asked the Secretary of State for Trade and Industry what action he proposes to take on the Monopoly Commission recommendations in respect of the tied house system in the licensed trade.
§ Mr. Emery
The Monopolies Commission's only recommendation in its Report on the Supply of Beer was that the licensing system should be substantially relaxed. I would ask the hon. Member to await the outcome of the consideration by my right hon. Friend the Home Secretary of the report of the Erroll Committee, which was set up to examine the social implications of changes in the licensing laws.
§ Mr. Price

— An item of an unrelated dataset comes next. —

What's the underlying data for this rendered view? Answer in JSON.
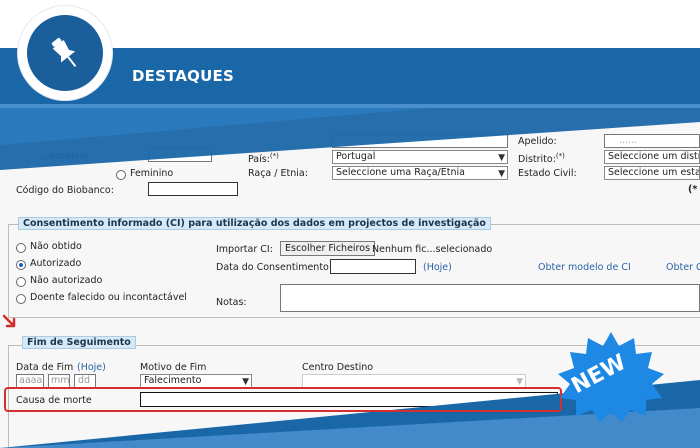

Is the Under-Secretary aware that the Erroll Committee has absolutely nothing to do with that matter? Is it not clear that the Government intend to do nothing and that the brewers are 787 blatantly using the tied house system for a variety of reasons, the most devious of all of which is the kicking out of hundreds of public house tenants and their replacement by managers? What protection does he intend to give these unfortunate people?
§ Mr. Mason
Is the Under-Secretary aware that among the most recent disturbing aspects of the brewers' monopoly are, first, its callous disregard for the consumer—namely, the draught beer drinker—and, secondly, its drive to close regionally-based breweries, as instanced by the Imperial Tobacco Group's recent decision to close the Barnsley Brewery? Is the hon. Gentle man aware that there is a callous disregard for the consumer, that the result will be a loss of 200 jobs in my constituency, and that these organisations are forcing on draught beer drinkers oxygenated swill which is to be trundled all over the country? Why does he not make representations to the Brewers Society that consumers and jobs matter, as well as profits?
§ Mr. Emery
Certainly, jobs matter. The right hon. Gentleman knows that the rationalisation of the beer industry has meant a considerable amount of centralisation. I do not think that this question particularly raises the matter of the Barnsley Brewery. It is important for us to remember that, on the whole, brewers want to supply the drinking public with that which is demanded. The fact appears to be that the brewers are supplying the demand that exists.